» DESCRIPTION OF THE TASK
Copy out the entire listing word for word.

» STUDY MATERIAL
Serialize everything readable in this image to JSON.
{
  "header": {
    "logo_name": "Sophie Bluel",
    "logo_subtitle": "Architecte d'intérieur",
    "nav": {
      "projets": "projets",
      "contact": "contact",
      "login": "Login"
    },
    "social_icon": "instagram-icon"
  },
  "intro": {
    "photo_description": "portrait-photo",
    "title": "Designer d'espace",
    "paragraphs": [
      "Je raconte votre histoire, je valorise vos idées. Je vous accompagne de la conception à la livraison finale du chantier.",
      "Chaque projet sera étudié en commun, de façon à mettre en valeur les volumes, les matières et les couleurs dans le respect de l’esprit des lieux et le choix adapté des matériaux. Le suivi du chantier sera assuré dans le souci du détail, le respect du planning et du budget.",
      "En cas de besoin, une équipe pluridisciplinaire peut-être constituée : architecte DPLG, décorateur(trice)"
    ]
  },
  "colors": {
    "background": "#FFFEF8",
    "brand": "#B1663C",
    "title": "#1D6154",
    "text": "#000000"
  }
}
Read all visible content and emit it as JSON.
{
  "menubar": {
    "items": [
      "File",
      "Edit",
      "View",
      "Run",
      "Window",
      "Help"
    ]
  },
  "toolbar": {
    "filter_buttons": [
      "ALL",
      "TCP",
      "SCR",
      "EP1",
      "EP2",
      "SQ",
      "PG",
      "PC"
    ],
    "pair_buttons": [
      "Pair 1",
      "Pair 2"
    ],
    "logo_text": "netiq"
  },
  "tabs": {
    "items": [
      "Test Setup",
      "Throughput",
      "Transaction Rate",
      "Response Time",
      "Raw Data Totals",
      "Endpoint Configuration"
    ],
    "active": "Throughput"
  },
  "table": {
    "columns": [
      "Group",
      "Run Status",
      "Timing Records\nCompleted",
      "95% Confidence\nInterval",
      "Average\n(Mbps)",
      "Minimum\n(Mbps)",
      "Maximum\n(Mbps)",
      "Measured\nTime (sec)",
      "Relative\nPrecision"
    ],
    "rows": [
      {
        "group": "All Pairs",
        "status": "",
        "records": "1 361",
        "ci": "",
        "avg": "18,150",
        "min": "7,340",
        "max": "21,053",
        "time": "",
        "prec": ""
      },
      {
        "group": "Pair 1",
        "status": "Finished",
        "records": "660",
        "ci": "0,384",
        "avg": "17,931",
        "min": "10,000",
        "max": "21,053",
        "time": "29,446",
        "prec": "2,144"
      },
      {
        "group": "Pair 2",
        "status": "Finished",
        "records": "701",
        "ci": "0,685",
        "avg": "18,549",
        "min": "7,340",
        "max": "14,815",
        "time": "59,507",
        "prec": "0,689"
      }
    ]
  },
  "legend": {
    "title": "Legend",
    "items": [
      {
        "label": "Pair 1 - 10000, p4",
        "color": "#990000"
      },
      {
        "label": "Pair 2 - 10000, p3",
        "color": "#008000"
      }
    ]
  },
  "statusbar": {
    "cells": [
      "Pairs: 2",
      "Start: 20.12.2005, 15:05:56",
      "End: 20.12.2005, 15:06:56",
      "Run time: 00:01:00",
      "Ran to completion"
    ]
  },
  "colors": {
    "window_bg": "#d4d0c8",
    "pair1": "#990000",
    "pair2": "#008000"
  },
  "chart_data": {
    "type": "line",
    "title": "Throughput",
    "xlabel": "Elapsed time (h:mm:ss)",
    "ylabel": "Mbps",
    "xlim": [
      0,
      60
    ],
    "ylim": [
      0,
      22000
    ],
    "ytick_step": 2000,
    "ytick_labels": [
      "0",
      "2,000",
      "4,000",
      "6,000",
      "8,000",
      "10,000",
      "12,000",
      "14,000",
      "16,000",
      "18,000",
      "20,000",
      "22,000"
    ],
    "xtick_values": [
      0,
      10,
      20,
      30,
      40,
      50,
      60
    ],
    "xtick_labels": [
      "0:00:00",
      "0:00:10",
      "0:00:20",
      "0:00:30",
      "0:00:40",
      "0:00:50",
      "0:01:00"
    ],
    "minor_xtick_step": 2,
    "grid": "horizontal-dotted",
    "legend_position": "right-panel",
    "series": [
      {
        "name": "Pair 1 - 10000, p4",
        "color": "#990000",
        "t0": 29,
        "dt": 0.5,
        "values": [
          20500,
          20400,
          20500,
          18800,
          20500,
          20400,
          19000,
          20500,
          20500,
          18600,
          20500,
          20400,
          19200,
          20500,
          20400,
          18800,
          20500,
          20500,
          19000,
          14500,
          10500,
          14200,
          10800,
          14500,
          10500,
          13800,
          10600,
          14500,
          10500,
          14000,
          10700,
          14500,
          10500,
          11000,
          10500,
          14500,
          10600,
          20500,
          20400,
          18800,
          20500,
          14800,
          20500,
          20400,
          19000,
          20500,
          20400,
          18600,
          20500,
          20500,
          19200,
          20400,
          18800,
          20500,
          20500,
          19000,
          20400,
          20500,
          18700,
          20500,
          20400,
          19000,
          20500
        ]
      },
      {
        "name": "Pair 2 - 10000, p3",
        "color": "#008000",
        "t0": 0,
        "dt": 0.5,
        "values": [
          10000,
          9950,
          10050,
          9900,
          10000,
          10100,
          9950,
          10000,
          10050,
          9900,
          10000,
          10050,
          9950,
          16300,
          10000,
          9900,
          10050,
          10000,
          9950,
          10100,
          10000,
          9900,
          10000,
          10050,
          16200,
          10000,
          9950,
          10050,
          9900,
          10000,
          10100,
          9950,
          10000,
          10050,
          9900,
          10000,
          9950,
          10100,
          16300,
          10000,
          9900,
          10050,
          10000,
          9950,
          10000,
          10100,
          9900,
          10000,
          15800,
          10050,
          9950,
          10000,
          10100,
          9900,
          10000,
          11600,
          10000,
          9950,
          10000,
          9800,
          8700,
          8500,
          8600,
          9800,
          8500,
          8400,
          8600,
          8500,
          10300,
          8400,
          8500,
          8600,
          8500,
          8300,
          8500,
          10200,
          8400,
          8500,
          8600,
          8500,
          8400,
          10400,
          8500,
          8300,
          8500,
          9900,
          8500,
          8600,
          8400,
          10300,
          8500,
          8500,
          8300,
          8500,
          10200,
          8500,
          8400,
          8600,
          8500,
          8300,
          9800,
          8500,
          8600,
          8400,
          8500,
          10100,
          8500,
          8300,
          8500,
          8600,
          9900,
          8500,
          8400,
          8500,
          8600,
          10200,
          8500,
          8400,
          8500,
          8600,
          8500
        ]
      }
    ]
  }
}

» SOLUTION
Serialize everything readable in this image to JSON.
{
  "header": {
    "logo_name": "Sophie Bluel",
    "logo_subtitle": "Architecte d'intérieur",
    "nav": {
      "projets": "projets",
      "contact": "contact",
      "login": "Login"
    },
    "social_icon": "instagram-icon"
  },
  "intro": {
    "photo_description": "portrait-photo",
    "title": "Designer d'espace",
    "paragraphs": [
      "Je raconte votre histoire, je valorise vos idées. Je vous accompagne de la conception à la livraison finale du chantier.",
      "Chaque projet sera étudié en commun, de façon à mettre en valeur les volumes, les matières et les couleurs dans le respect de l’esprit des lieux et le choix adapté des matériaux. Le suivi du chantier sera assuré dans le souci du détail, le respect du planning et du budget.",
      "En cas de besoin, une équipe pluridisciplinaire peut-être constituée : architecte DPLG, décorateur(trice)"
    ]
  },
  "colors": {
    "background": "#FFFEF8",
    "brand": "#B1663C",
    "title": "#1D6154",
    "text": "#000000"
  }
}
Read all visible content and emit it as JSON.
{
  "menubar": {
    "items": [
      "File",
      "Edit",
      "View",
      "Run",
      "Window",
      "Help"
    ]
  },
  "toolbar": {
    "filter_buttons": [
      "ALL",
      "TCP",
      "SCR",
      "EP1",
      "EP2",
      "SQ",
      "PG",
      "PC"
    ],
    "pair_buttons": [
      "Pair 1",
      "Pair 2"
    ],
    "logo_text": "netiq"
  },
  "tabs": {
    "items": [
      "Test Setup",
      "Throughput",
      "Transaction Rate",
      "Response Time",
      "Raw Data Totals",
      "Endpoint Configuration"
    ],
    "active": "Throughput"
  },
  "table": {
    "columns": [
      "Group",
      "Run Status",
      "Timing Records\nCompleted",
      "95% Confidence\nInterval",
      "Average\n(Mbps)",
      "Minimum\n(Mbps)",
      "Maximum\n(Mbps)",
      "Measured\nTime (sec)",
      "Relative\nPrecision"
    ],
    "rows": [
      {
        "group": "All Pairs",
        "status": "",
        "records": "1 361",
        "ci": "",
        "avg": "18,150",
        "min": "7,340",
        "max": "21,053",
        "time": "",
        "prec": ""
      },
      {
        "group": "Pair 1",
        "status": "Finished",
        "records": "660",
        "ci": "0,384",
        "avg": "17,931",
        "min": "10,000",
        "max": "21,053",
        "time": "29,446",
        "prec": "2,144"
      },
      {
        "group": "Pair 2",
        "status": "Finished",
        "records": "701",
        "ci": "0,685",
        "avg": "18,549",
        "min": "7,340",
        "max": "14,815",
        "time": "59,507",
        "prec": "0,689"
      }
    ]
  },
  "legend": {
    "title": "Legend",
    "items": [
      {
        "label": "Pair 1 - 10000, p4",
        "color": "#990000"
      },
      {
        "label": "Pair 2 - 10000, p3",
        "color": "#008000"
      }
    ]
  },
  "statusbar": {
    "cells": [
      "Pairs: 2",
      "Start: 20.12.2005, 15:05:56",
      "End: 20.12.2005, 15:06:56",
      "Run time: 00:01:00",
      "Ran to completion"
    ]
  },
  "colors": {
    "window_bg": "#d4d0c8",
    "pair1": "#990000",
    "pair2": "#008000"
  },
  "chart_data": {
    "type": "line",
    "title": "Throughput",
    "xlabel": "Elapsed time (h:mm:ss)",
    "ylabel": "Mbps",
    "xlim": [
      0,
      60
    ],
    "ylim": [
      0,
      22000
    ],
    "ytick_step": 2000,
    "ytick_labels": [
      "0",
      "2,000",
      "4,000",
      "6,000",
      "8,000",
      "10,000",
      "12,000",
      "14,000",
      "16,000",
      "18,000",
      "20,000",
      "22,000"
    ],
    "xtick_values": [
      0,
      10,
      20,
      30,
      40,
      50,
      60
    ],
    "xtick_labels": [
      "0:00:00",
      "0:00:10",
      "0:00:20",
      "0:00:30",
      "0:00:40",
      "0:00:50",
      "0:01:00"
    ],
    "minor_xtick_step": 2,
    "grid": "horizontal-dotted",
    "legend_position": "right-panel",
    "series": [
      {
        "name": "Pair 1 - 10000, p4",
        "color": "#990000",
        "t0": 29,
        "dt": 0.5,
        "values": [
          20500,
          20400,
          20500,
          18800,
          20500,
          20400,
          19000,
          20500,
          20500,
          18600,
          20500,
          20400,
          19200,
          20500,
          20400,
          18800,
          20500,
          20500,
          19000,
          14500,
          10500,
          14200,
          10800,
          14500,
          10500,
          13800,
          10600,
          14500,
          10500,
          14000,
          10700,
          14500,
          10500,
          11000,
          10500,
          14500,
          10600,
          20500,
          20400,
          18800,
          20500,
          14800,
          20500,
          20400,
          19000,
          20500,
          20400,
          18600,
          20500,
          20500,
          19200,
          20400,
          18800,
          20500,
          20500,
          19000,
          20400,
          20500,
          18700,
          20500,
          20400,
          19000,
          20500
        ]
      },
      {
        "name": "Pair 2 - 10000, p3",
        "color": "#008000",
        "t0": 0,
        "dt": 0.5,
        "values": [
          10000,
          9950,
          10050,
          9900,
          10000,
          10100,
          9950,
          10000,
          10050,
          9900,
          10000,
          10050,
          9950,
          16300,
          10000,
          9900,
          10050,
          10000,
          9950,
          10100,
          10000,
          9900,
          10000,
          10050,
          16200,
          10000,
          9950,
          10050,
          9900,
          10000,
          10100,
          9950,
          10000,
          10050,
          9900,
          10000,
          9950,
          10100,
          16300,
          10000,
          9900,
          10050,
          10000,
          9950,
          10000,
          10100,
          9900,
          10000,
          15800,
          10050,
          9950,
          10000,
          10100,
          9900,
          10000,
          11600,
          10000,
          9950,
          10000,
          9800,
          8700,
          8500,
          8600,
          9800,
          8500,
          8400,
          8600,
          8500,
          10300,
          8400,
          8500,
          8600,
          8500,
          8300,
          8500,
          10200,
          8400,
          8500,
          8600,
          8500,
          8400,
          10400,
          8500,
          8300,
          8500,
          9900,
          8500,
          8600,
          8400,
          10300,
          8500,
          8500,
          8300,
          8500,
          10200,
          8500,
          8400,
          8600,
          8500,
          8300,
          9800,
          8500,
          8600,
          8400,
          8500,
          10100,
          8500,
          8300,
          8500,
          8600,
          9900,
          8500,
          8400,
          8500,
          8600,
          10200,
          8500,
          8400,
          8500,
          8600,
          8500
        ]
      }
    ]
  }
}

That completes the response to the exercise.